> Your goal: From the entries below, gather every line containing the string "price".

> Data about app and page elements:
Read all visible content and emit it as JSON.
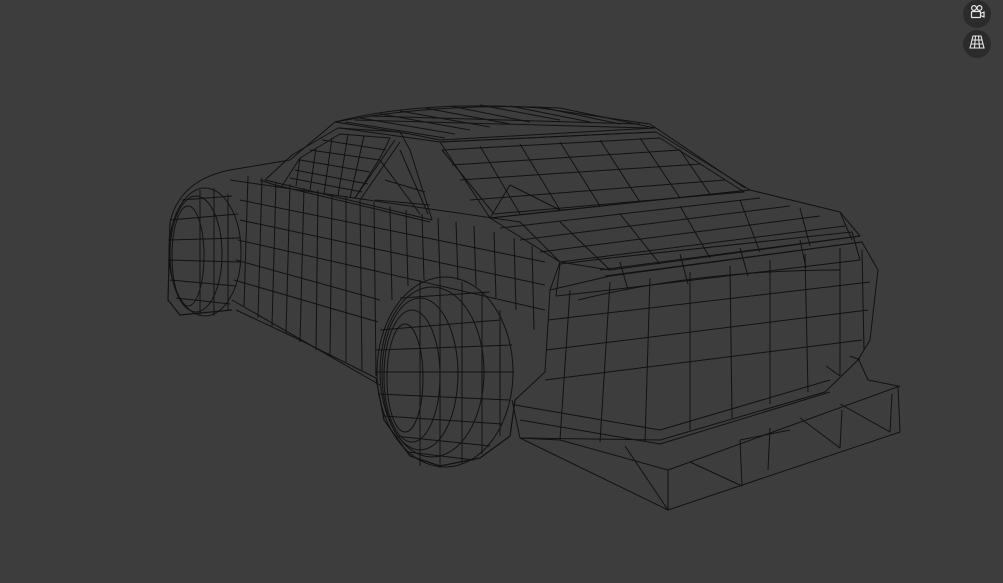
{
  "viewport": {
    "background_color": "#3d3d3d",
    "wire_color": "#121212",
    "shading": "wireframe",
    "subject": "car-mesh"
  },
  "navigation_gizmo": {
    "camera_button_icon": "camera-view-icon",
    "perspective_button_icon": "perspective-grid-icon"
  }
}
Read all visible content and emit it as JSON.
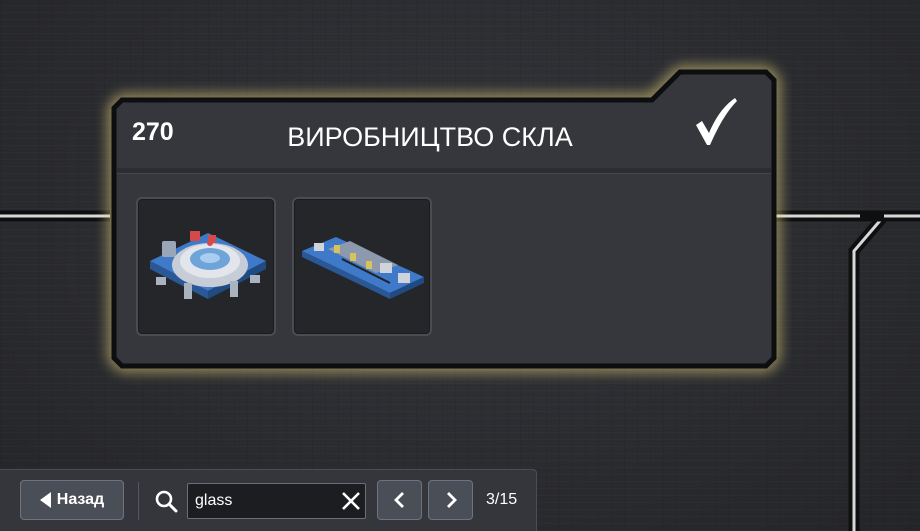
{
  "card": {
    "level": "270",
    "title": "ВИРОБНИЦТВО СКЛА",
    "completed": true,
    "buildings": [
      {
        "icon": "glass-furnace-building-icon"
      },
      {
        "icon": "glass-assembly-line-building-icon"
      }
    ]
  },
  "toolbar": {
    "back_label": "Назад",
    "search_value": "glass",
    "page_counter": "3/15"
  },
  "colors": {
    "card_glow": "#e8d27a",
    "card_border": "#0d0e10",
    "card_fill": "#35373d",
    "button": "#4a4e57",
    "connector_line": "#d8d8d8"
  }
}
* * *
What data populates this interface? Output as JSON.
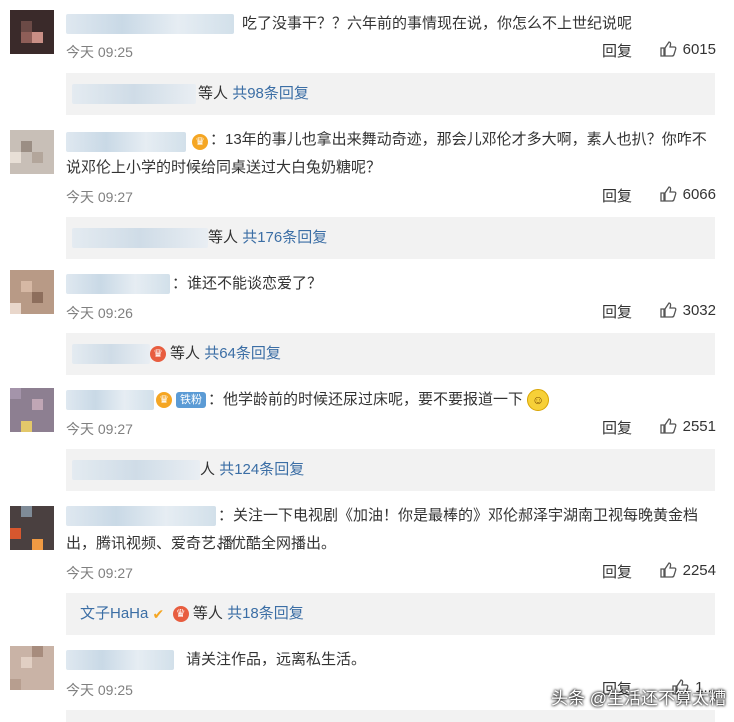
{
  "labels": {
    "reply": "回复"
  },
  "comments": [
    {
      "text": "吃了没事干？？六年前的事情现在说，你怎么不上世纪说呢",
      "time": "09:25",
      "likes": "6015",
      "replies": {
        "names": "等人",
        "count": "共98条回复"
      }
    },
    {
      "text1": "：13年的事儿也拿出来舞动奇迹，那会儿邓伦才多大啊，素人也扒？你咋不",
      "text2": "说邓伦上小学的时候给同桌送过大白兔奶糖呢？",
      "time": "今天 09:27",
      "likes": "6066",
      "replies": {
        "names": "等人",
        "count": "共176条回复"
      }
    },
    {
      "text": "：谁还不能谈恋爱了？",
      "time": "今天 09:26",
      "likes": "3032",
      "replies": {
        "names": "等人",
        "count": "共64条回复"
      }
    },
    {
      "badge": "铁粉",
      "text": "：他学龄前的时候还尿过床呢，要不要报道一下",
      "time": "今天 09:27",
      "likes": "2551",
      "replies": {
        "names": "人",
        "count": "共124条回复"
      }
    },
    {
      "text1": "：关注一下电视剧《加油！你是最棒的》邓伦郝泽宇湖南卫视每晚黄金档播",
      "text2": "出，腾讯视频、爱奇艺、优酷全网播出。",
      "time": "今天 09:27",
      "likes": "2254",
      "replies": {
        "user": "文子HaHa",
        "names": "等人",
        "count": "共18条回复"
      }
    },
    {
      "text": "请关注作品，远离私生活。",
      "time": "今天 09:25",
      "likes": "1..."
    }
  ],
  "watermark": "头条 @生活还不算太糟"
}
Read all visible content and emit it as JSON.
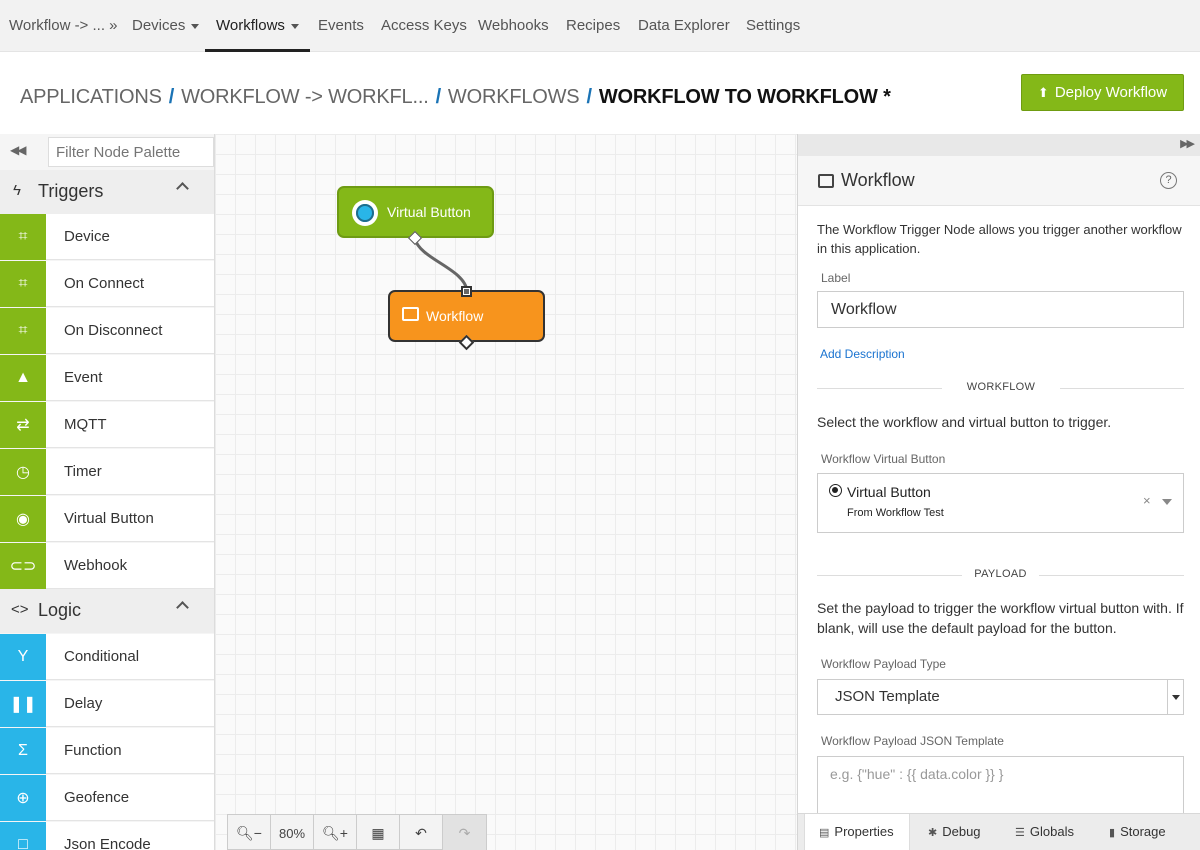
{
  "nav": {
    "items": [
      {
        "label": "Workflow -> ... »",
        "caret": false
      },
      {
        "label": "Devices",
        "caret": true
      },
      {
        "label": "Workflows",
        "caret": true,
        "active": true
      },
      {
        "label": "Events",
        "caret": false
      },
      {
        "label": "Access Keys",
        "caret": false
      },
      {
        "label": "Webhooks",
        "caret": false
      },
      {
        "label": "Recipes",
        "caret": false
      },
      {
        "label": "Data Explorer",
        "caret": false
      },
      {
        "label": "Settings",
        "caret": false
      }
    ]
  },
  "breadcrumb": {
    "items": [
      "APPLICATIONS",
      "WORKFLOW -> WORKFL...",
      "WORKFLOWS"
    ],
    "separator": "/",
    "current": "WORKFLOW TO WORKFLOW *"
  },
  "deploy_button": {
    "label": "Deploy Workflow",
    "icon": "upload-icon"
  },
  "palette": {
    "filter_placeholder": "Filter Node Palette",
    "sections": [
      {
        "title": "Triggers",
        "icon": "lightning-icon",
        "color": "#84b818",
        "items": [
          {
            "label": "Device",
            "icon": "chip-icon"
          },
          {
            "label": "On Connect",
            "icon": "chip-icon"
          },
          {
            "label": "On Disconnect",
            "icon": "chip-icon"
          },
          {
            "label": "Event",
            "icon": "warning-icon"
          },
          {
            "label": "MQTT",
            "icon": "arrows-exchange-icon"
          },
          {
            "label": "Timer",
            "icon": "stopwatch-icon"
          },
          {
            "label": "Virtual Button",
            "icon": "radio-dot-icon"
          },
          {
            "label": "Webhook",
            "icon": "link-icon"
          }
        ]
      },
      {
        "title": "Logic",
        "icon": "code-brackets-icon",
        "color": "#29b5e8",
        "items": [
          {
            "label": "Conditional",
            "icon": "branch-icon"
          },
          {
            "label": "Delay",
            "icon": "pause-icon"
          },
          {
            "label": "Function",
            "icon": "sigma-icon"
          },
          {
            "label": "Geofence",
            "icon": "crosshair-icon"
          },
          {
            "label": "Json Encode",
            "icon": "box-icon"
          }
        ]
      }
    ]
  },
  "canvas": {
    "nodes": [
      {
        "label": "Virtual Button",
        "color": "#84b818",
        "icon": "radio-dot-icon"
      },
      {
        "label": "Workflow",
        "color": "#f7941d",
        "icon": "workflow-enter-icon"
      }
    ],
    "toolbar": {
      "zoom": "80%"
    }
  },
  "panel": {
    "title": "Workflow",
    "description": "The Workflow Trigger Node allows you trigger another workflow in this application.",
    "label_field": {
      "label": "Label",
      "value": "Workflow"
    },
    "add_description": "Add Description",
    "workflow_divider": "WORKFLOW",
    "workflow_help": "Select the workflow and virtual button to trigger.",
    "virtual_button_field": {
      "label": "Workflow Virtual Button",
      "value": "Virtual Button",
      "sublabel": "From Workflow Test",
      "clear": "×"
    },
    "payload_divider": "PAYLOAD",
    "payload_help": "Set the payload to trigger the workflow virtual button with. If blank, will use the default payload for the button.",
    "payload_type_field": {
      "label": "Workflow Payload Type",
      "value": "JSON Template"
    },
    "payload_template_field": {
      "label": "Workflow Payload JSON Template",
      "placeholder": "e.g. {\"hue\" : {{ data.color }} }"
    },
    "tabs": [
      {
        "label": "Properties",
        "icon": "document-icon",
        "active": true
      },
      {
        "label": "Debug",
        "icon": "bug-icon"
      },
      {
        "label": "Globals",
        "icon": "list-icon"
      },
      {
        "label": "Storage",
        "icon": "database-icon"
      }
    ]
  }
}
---
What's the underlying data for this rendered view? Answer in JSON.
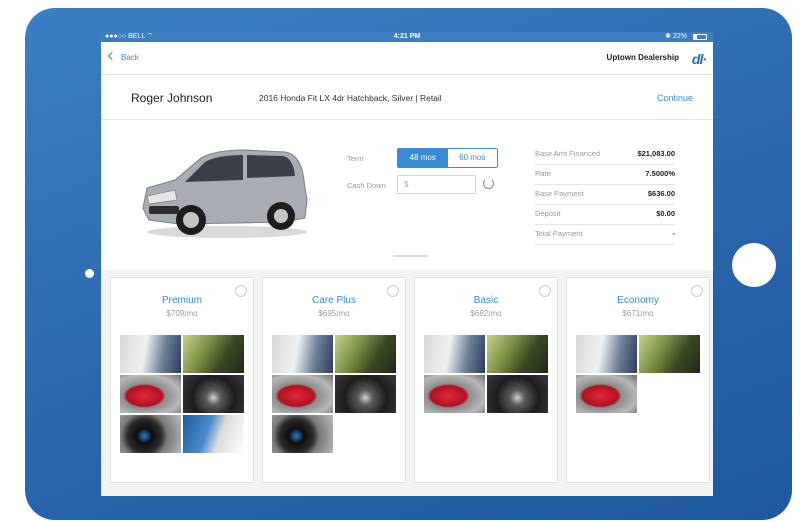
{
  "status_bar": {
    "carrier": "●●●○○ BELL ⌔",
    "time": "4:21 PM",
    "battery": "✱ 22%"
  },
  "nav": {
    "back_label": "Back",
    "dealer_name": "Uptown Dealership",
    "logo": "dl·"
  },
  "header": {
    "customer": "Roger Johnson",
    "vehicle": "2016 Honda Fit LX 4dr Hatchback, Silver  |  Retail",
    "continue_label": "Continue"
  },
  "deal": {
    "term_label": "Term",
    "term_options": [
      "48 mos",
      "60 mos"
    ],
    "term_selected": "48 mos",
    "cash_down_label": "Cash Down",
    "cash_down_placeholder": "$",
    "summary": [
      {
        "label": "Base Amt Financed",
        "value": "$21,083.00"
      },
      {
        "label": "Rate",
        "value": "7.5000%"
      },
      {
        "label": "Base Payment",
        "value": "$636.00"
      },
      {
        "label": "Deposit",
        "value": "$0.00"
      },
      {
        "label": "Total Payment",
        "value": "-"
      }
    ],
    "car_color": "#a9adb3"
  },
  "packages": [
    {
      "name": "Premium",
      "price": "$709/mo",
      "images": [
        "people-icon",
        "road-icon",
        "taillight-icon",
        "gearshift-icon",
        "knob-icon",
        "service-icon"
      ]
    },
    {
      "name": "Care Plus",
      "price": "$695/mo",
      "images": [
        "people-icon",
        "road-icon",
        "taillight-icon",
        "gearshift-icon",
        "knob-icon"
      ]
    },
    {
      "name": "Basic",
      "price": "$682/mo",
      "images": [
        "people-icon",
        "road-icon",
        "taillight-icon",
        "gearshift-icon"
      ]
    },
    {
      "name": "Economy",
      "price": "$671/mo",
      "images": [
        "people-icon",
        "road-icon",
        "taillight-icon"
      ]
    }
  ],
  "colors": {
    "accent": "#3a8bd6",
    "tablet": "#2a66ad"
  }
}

> Answer below:
      "price": "$709/mo",
      "price": "$695/mo",
      "price": "$682/mo",
      "price": "$671/mo",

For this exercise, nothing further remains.